Based on his recent participation in the Summer Training Assembly held earlier this year at Shogyoji Temple, Rev.Kenshin Ishii delivered a profoundly direct and engaging talk in which he explored some of the key spiritual encounters to emerge from that event. Through being given by Dharma-friends the firm spiritual direction to look into himself and reflect on what had been done for him by others, Rev. Ishii was able to refresh his attitude towards the Sangha and aspire towards realising the peaceful sense of harmony within diversity that is the spiritual fruit of taking refuge in Amida Buddha, Dharma and Sangha. Following Rev. Ishii’s talk, Mrs Mako W shared with us her own special experience of attending the Summer Training Assembly in which she was able to realise an entirely new perspective about her life.
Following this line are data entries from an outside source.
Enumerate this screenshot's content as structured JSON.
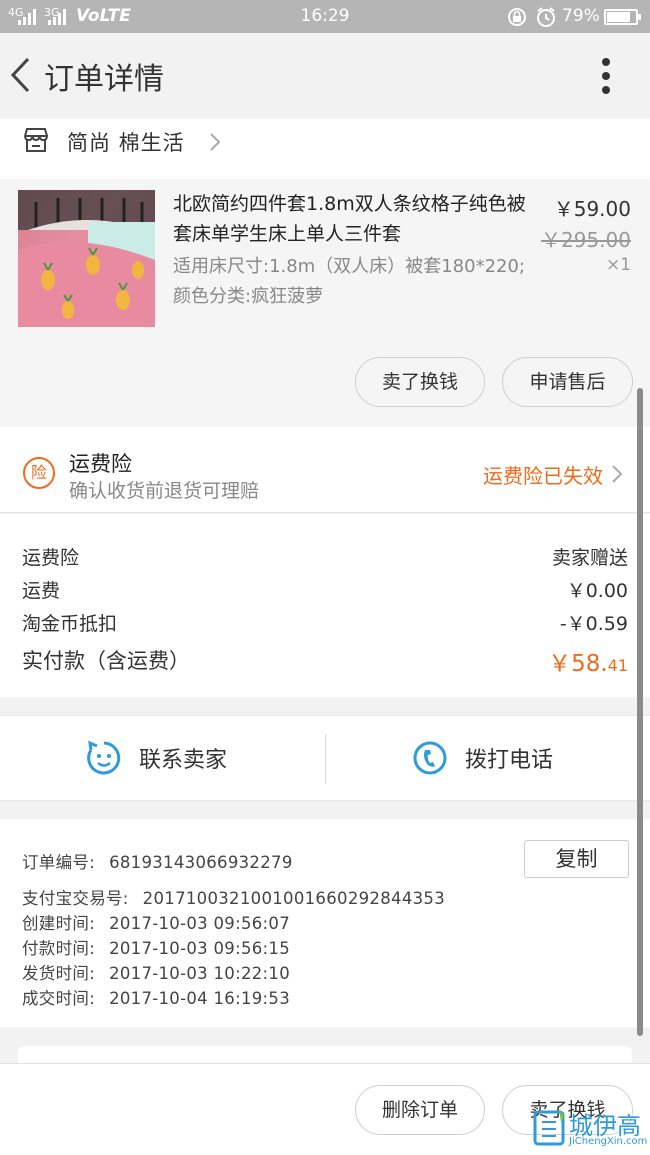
{
  "status_bar": {
    "signal_1": "4G",
    "signal_2": "3G",
    "network": "VoLTE",
    "time": "16:29",
    "battery": "79%",
    "battery_level": 0.79
  },
  "nav": {
    "title": "订单详情"
  },
  "shop": {
    "name": "简尚 棉生活"
  },
  "product": {
    "title": "北欧简约四件套1.8m双人条纹格子纯色被套床单学生床上单人三件套",
    "spec": "适用床尺寸:1.8m（双人床）被套180*220;颜色分类:疯狂菠萝",
    "price": "￥59.00",
    "original_price": "￥295.00",
    "quantity": "×1",
    "buttons": {
      "resell": "卖了换钱",
      "after_sale": "申请售后"
    }
  },
  "insurance": {
    "badge": "险",
    "title": "运费险",
    "subtitle": "确认收货前退货可理赔",
    "status": "运费险已失效"
  },
  "costs": {
    "rows": [
      {
        "label": "运费险",
        "value": "卖家赠送"
      },
      {
        "label": "运费",
        "value": "￥0.00"
      },
      {
        "label": "淘金币抵扣",
        "value": "-￥0.59"
      }
    ],
    "paid_label": "实付款（含运费）",
    "paid_value_main": "￥58.",
    "paid_value_cents": "41"
  },
  "contact": {
    "seller_label": "联系卖家",
    "phone_label": "拨打电话"
  },
  "order_info": {
    "order_no_label": "订单编号:",
    "order_no": "68193143066932279",
    "copy_label": "复制",
    "alipay_label": "支付宝交易号:",
    "alipay_no": "2017100321001001660292844353",
    "created_label": "创建时间:",
    "created": "2017-10-03 09:56:07",
    "paid_label": "付款时间:",
    "paid": "2017-10-03 09:56:15",
    "shipped_label": "发货时间:",
    "shipped": "2017-10-03 10:22:10",
    "completed_label": "成交时间:",
    "completed": "2017-10-04 16:19:53"
  },
  "bottom_bar": {
    "delete_label": "删除订单",
    "resell_label": "卖了换钱"
  },
  "watermark": {
    "cn": "城伊高",
    "en": "JiChengXin.com"
  },
  "colors": {
    "accent": "#f06a1c",
    "contact_icon": "#2f9bd8"
  }
}
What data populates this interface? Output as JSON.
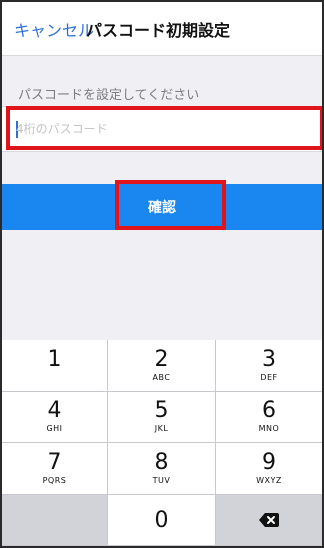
{
  "nav": {
    "cancel_label": "キャンセル",
    "title": "パスコード初期設定"
  },
  "form": {
    "prompt": "パスコードを設定してください",
    "passcode_placeholder": "4桁のパスコード",
    "passcode_value": "",
    "confirm_label": "確認"
  },
  "keypad": {
    "keys": [
      {
        "digit": "1",
        "letters": ""
      },
      {
        "digit": "2",
        "letters": "ABC"
      },
      {
        "digit": "3",
        "letters": "DEF"
      },
      {
        "digit": "4",
        "letters": "GHI"
      },
      {
        "digit": "5",
        "letters": "JKL"
      },
      {
        "digit": "6",
        "letters": "MNO"
      },
      {
        "digit": "7",
        "letters": "PQRS"
      },
      {
        "digit": "8",
        "letters": "TUV"
      },
      {
        "digit": "9",
        "letters": "WXYZ"
      },
      {
        "digit": "0",
        "letters": ""
      }
    ],
    "delete_icon": "backspace-icon"
  },
  "colors": {
    "accent": "#2f6fd6",
    "confirm_bar": "#1a86f0",
    "highlight": "#e0141b",
    "background": "#efeff4"
  }
}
As a result of this even seemingly negative events shone out as a necessary, meaningful part of her existence and became a source of joy and gratitude for her.

On the final morning of Shokai another Zadankai meeting was held amongst all the participants in which we shared our impressions of what we had received during the Retreat. Here are just a few of the words spoken during that meeting:

We are conditioned by society to feel nervous around each other but this feeling was overcome by the welcome I was given at Three Wheels.

I have been hearing about harmony within diversity for the past twenty years at Three Wheels but for the first time I understood it as a personal teaching pointing to me. You are all the harmony I have been seeking.

The words we read from the Shoshinge, “The Great Compassion is always shining untiringly on me” reminded me of how I have been looked after by the Sangha.

At the beginning of the Retreat I felt so nervous but I realised this feeling was because my natural negativity was under attack.

I learnt that the origin of harmony within diversity comes from within the heart. It was very heart-warming to find this harmony at Three Wheels.

At last night’s meeting I was reminded we are all together for only a short point in time. I felt so grateful we could share this unique time together.

It gave me strength to see the bonds of friendship between people at  Three Wheels and the love shown to each other.

Even though he was not here I thought I heard Rev. Sato voice during the chanting of the Nembutsu. I then remembered the advice given to me by Mrs Sato, “You won’t ever be on your own, you will be with Amida”.

Andrew Webb